_THE TASK:_ Pull out every line below containing the word "viết".

[STUDY MATERIAL Boundary: Start]

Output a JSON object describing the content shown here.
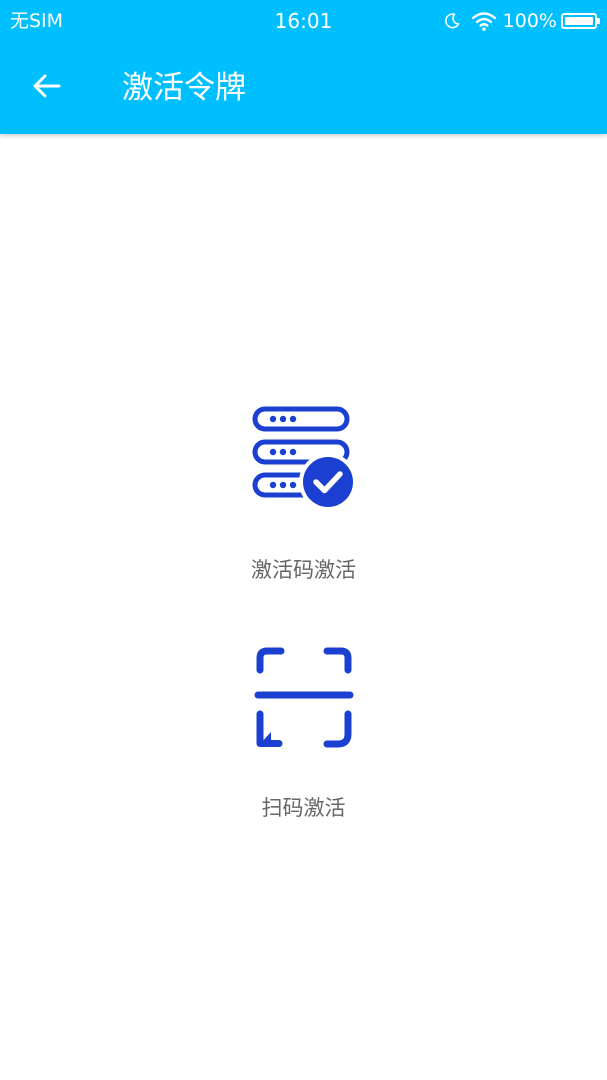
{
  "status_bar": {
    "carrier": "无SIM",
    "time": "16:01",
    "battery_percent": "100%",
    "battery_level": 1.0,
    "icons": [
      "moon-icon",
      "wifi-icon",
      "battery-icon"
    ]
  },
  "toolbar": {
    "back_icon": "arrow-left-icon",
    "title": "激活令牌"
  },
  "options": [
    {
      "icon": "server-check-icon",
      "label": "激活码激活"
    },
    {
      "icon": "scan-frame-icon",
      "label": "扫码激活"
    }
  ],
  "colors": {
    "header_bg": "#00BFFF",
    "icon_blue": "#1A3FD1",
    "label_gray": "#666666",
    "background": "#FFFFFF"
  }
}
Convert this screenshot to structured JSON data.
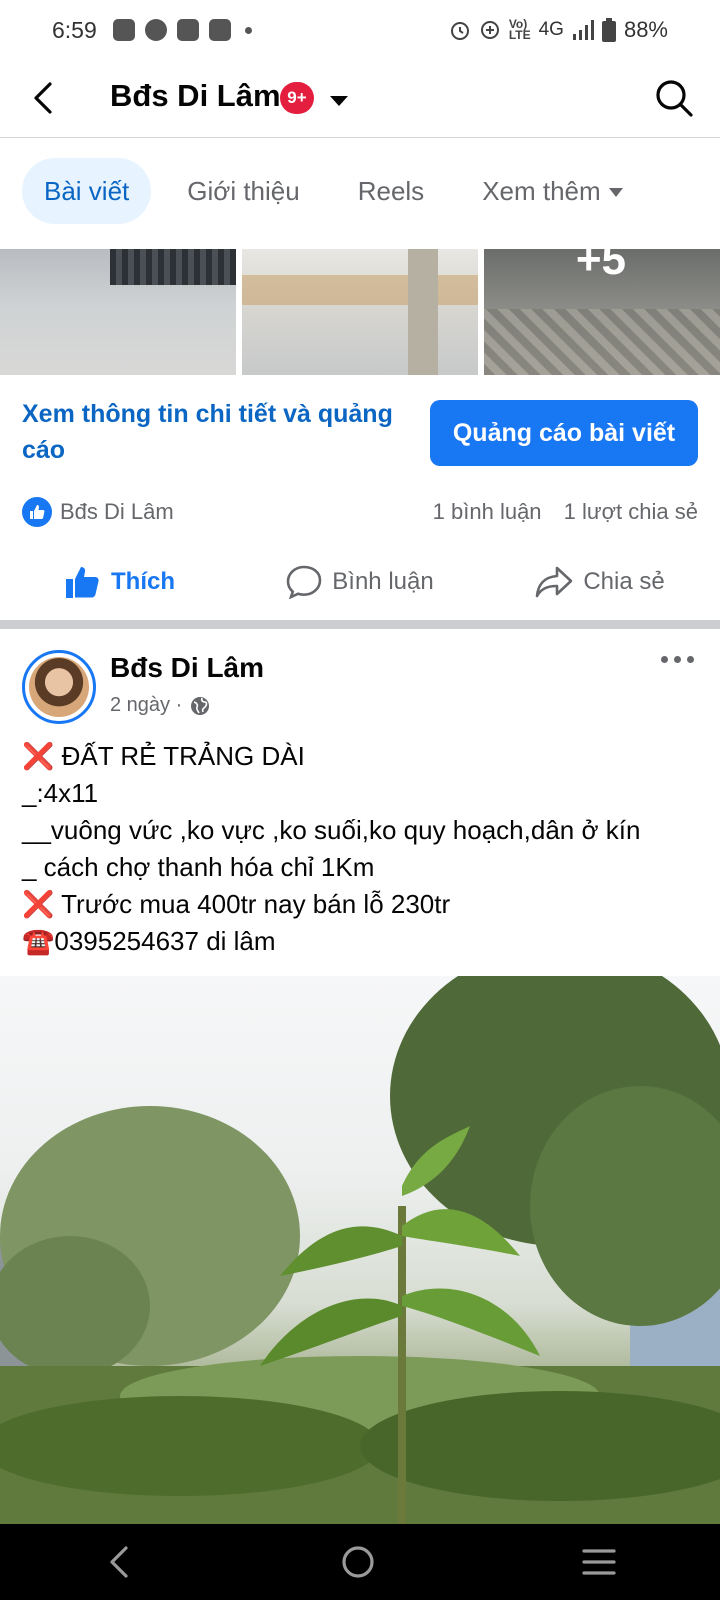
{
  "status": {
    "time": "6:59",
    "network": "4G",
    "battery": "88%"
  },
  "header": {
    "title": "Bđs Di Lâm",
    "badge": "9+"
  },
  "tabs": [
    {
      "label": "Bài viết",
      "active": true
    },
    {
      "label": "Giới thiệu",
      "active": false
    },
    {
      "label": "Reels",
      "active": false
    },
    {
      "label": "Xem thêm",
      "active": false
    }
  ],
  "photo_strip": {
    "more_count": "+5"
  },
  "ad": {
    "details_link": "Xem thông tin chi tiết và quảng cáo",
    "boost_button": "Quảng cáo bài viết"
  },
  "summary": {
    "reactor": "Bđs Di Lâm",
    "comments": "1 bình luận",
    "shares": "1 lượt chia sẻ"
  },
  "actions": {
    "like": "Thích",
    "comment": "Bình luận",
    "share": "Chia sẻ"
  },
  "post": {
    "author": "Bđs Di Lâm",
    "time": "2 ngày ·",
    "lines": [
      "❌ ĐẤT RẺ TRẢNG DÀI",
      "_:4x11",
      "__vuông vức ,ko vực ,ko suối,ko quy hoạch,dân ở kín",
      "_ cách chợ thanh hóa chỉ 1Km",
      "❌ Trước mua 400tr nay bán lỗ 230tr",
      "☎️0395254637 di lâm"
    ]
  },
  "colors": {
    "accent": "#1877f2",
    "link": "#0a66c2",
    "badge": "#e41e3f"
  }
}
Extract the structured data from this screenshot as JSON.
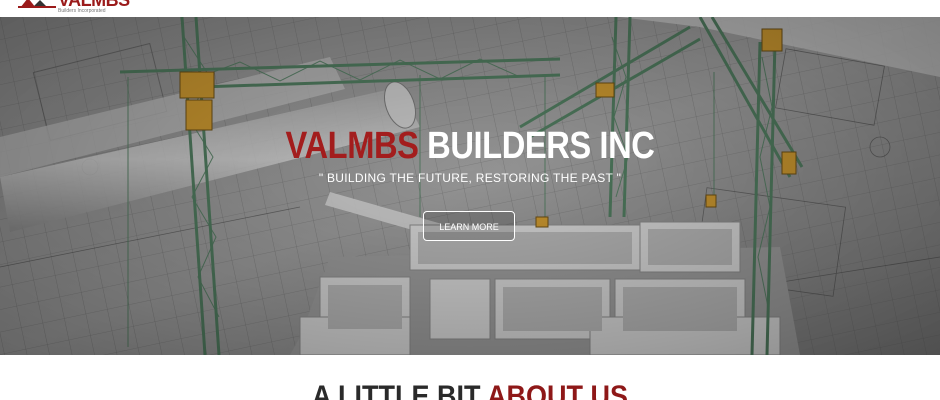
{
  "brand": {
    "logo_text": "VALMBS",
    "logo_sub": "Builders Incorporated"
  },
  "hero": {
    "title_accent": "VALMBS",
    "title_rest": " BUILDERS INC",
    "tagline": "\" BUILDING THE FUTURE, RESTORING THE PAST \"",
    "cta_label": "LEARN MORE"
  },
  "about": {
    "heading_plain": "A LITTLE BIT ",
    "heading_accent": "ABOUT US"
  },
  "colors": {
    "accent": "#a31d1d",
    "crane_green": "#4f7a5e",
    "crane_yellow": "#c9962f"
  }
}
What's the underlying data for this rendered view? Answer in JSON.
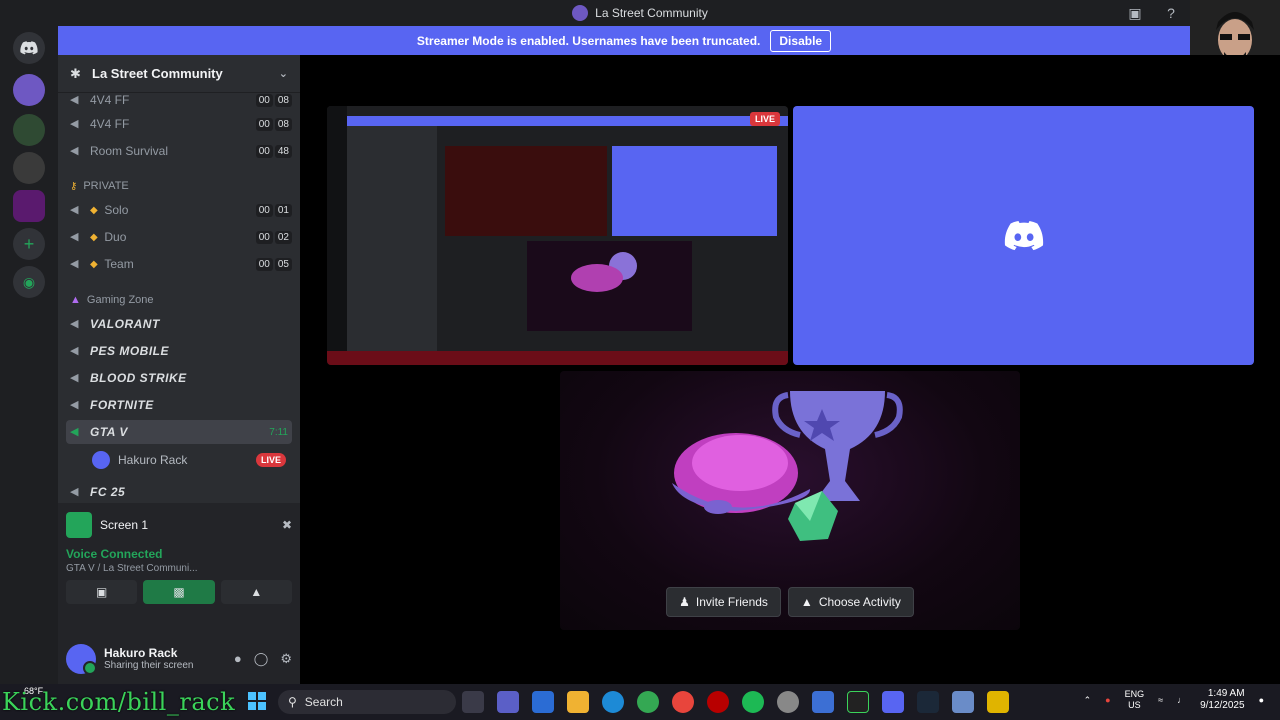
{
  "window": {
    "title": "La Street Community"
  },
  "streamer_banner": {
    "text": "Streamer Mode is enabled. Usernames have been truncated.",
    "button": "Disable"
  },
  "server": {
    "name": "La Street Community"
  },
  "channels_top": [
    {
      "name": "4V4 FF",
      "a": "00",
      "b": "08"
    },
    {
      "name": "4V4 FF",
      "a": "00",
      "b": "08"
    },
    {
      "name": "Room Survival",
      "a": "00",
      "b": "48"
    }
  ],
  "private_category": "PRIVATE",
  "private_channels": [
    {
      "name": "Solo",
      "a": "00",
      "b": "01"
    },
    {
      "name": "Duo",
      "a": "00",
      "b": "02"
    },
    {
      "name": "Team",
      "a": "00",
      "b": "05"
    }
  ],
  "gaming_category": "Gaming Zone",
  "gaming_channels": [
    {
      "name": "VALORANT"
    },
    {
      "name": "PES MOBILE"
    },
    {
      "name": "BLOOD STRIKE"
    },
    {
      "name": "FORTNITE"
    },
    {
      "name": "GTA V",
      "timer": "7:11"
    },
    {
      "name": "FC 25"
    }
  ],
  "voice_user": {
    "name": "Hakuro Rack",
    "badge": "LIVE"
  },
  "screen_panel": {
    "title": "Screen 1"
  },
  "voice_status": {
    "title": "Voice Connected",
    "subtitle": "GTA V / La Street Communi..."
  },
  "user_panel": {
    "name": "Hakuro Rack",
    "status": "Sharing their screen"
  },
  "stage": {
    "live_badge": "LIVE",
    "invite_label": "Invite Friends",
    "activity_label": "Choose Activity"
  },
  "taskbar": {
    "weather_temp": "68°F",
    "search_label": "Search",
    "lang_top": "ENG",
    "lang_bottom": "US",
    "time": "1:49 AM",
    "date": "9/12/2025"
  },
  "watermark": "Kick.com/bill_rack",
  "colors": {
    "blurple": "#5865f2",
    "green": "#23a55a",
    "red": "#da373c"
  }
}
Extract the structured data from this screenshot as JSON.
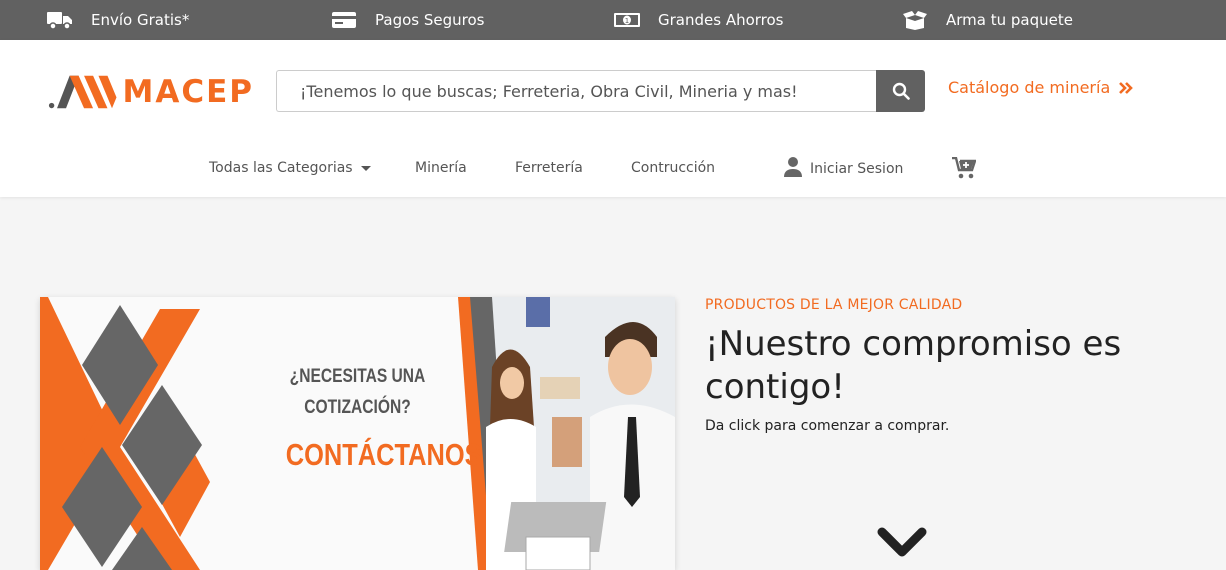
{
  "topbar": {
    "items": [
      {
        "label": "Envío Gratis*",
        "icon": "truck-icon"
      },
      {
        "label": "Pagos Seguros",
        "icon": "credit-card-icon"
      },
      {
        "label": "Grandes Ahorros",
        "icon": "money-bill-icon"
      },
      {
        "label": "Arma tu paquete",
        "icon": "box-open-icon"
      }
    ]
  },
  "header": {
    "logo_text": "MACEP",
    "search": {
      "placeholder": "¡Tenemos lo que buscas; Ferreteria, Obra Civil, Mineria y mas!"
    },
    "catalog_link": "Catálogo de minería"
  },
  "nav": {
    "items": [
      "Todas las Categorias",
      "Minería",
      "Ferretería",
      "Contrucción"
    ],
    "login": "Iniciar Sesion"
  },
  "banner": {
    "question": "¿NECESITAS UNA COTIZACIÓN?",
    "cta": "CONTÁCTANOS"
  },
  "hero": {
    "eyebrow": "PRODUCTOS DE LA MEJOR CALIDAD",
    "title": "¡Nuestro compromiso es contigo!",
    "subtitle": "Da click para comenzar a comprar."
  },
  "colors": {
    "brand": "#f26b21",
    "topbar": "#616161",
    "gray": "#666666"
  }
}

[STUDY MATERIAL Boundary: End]

_SOLUTION:_
      "label": "Bài viết",
    "boost_button": "Quảng cáo bài viết"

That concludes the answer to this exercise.